Wednesday: IN Minerva Accountants work.
Thursday: ON/IN Marketing and content writing for myself and third parties as I write content and articles for fintechs and accountants.
Friday: IN/ON Individual and group coaching for my various online programmes and then my own business development time, implementing ideas from books, webinars and conferences that I have attended.
Of course, in the real world, it isn’t easy to stick to this but having it in my diary in the first place means that I am more likely to move my work slots around than to cancel them completely.
On a Friday afternoon I like to plan out any remaining work in my diary so that I can hit the ground running on a Monday morning.
How do you structure your week?
Decision fatigue is the exhaustion that comes with making constant decisions. My tip this week is to remove some more of the smaller decisions in your life, so here are some ideas for deciding what to eat AND trying to keep it healthy(ish).

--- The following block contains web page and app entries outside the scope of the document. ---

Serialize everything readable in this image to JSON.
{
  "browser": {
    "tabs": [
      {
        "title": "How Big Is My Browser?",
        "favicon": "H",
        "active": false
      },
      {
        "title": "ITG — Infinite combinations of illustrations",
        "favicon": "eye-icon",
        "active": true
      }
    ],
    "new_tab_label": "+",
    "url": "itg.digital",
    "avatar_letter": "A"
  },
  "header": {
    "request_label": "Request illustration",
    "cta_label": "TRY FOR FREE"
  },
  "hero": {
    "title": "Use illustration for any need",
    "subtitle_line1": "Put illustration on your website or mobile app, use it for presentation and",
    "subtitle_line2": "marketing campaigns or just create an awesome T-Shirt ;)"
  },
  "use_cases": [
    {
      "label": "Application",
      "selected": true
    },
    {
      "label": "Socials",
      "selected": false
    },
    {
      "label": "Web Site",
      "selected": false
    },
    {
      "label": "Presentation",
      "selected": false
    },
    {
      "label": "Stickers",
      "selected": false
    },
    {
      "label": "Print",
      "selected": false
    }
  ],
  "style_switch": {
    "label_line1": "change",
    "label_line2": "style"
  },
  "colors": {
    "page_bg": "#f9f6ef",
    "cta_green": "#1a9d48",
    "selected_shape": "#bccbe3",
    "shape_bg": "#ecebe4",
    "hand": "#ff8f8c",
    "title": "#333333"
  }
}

I really admire those people who spend a day each weekend bulk cooking for the whole week. Although I love cooking I’m not that organised.
- Plan your meals a week ahead so that you don’t end up ordering a takeaway or snacking on junk just because you’re hungry and can’t decide what to eat.
- Cook double quantities and freeze half for a busy day.
- Order a veg box. You just have to cook what turns up, whether you like it or not. If anybody has any recipes for courgettes where you can’t taste the courgettes then please send them to me. It’s not just the veg box but the only things I have growing in my garden are tomatoes and … courgettes.
- Order a fruit box. Healthy snacks! Also pots of dried fruit and bowls of homemade popcorn instead of crisps for those who prefer something savoury.
- ‘Hello Fresh’ and similar meal boxes. Choose them in a matter of minutes ready for the following week. It’s great for trying new things and they come with brilliant instructions so the teens are able to cook a meal without input from me.
Give it a try and let me know how you get on.
Decision fatigue is the exhaustion that comes with making constant decisions. My tip this week is to remove some of the smaller decisions in your life so here are some ideas for deciding what to wear.
I’d like to think that I simplified my wardrobe long before Steve Jobs or Barack Obama but I don’t know when they started to wear their ‘uniform’ rather than spending time deciding what to wear each day.
- The simplest thing is to limit your wardrobe to one main colour so that you need fewer changes to match outfits. You may have noticed that I’m almost always wearing blue with black footwear.
- I also wear branded polo shirts and jeans for normal work days. They’re as comfortable as a t-shirt so can be worn when working from home but the collar makes them slightly smarter. Choose something that matches your business image.
- These days I follow a 333 clothes system where I choose 33 items of clothing (excluding underwear and sports kit) to last me 3 months. Any seasonal clothes get stored in a box in the loft. I’m pleasantly surprised that I haven’t needed to cheat yet but you set your own rules.
Give it a try and let me know how you get on.